18 Aug
Flying Cars in our future...for real!

Terrafugia2

Planes are becoming ever more affordable and accessible, thanks in part to the government’s new Sport Pilot listing which allows for only 20 hours of flight training before you’re licensed. Yes, the idea of someone being able to fly a giant can of metal above my head with less training than a chiropractor scares me, but it has been a great boon for the Gift of Flight. We’ve highlighted some of these planes, the most promising being the Icon A5 which boasts 2 great breakthroughs: A) it folds its wings, allowing you to store it in a 2 car garage and tow it like a boat; and B) it can take off from water, allowing you to circumvent an airstrip. The latter is a huge plus, because part of the limitation of the Sports Pilot classification is that you cannot fly anywhere with an Air Tower — there’s too many regulations to learn in that short time.

What’s another way to circumvent an Air Tower? Why, skip the damn lake entirely and take off from that straightaway on the way to work! Does this smell like trouble? Of course it does! Imagine people taking off and landing on public roads whilly nilly — the comedic (and tragic) possibilities are almost endless. But honestly, after being stuck in Hour Two of your 4-hour commute home, how many times have you fantasized about just tearing into the breakdown lane and flying off into the great blue yonder? Well, now the Terrafugia Transition can make it happen. Started by some MIT graduates (is there anything those guys don’t have their greasy mitts on?) in 2006, the Transition just completed its first test flight, and they hope to have it on the market as early as next year. It can also fold its wings for front-wheel road driving, and can allegedly fly at 115 mph with a range of 460 miles. The cost of soaring above your boss while you flip him off in his BMW 7-Series? A modest $194K. Not bad.

Terrafugia

Related Posts with Thumbnails

2 Responses to “Terrafugia Transition Flying Car”

  1. Mark Finkelstein says:

    “the limitation of the Sports Pilot classification is that you cannot fly anywhere with an Air Tower — there’s too many regulations to learn in that short time.”

    Incorrect.

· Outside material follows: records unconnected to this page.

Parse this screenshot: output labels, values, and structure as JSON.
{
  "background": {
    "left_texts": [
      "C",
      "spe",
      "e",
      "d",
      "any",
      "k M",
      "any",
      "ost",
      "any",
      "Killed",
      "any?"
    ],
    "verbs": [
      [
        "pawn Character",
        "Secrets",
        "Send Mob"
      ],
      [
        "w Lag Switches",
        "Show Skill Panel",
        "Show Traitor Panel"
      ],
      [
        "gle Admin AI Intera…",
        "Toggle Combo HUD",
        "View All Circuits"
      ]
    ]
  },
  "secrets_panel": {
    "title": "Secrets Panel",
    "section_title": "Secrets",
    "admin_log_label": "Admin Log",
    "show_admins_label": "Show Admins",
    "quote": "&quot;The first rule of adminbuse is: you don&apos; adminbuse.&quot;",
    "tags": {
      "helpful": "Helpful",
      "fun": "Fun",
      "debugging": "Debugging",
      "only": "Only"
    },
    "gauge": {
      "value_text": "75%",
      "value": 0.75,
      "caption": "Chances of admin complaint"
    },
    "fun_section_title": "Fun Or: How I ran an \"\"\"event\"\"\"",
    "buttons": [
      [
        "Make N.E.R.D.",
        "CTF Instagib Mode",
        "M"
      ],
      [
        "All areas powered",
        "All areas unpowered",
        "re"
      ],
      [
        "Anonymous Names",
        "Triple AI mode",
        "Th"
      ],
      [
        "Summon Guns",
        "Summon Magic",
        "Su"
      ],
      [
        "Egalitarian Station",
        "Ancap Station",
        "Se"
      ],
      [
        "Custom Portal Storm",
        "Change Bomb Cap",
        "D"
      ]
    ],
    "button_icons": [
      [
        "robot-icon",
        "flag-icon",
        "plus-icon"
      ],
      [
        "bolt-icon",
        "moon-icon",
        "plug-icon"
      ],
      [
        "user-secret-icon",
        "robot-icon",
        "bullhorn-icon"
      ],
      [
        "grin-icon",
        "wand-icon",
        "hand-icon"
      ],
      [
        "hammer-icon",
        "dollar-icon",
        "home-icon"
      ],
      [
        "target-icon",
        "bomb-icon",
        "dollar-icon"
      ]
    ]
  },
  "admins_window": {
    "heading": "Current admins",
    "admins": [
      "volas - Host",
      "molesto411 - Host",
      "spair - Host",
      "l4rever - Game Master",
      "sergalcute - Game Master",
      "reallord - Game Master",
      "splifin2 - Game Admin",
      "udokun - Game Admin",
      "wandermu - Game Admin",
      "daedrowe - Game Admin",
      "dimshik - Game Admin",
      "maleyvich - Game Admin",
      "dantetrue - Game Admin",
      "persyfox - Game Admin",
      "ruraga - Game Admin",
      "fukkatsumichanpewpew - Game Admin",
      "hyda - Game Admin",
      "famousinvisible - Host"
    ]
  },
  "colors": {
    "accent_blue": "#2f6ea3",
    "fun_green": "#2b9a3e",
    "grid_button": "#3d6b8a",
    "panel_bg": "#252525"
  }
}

Sport pilots can fly into any airspace, including the most crowded tower-controlled ones, B & C. I am working toward my sport pilot license at an tower-controlled airport in Class D space and just soloed there earlier this week.

    Also, it’s wrong to suggest that Terrafugia is marketing its vehicle as something that could be used to take off from roads: the Terrafugia folks make very clear that takeoffs and landings must be at airstrips.

    The Terrafugia is being marketed as having the following advantages: 1. once you get to your destination airport, you can drive to your final location, 2. if you encounter bad weather at any point during a trip, you can land at the nearest airport and continue on the ground until conditions improve. Many serious crashed occur when pilots without instrument ratings try to push on when encountering bad weather en route; and 3. you can drive your vehicle home and garage it there rather than paying for hangar space.

  2. […] that Terrafugia Flying Car we talked about last summer? They promised it was more than wistful ambitions and barely […]

Leave a Reply

*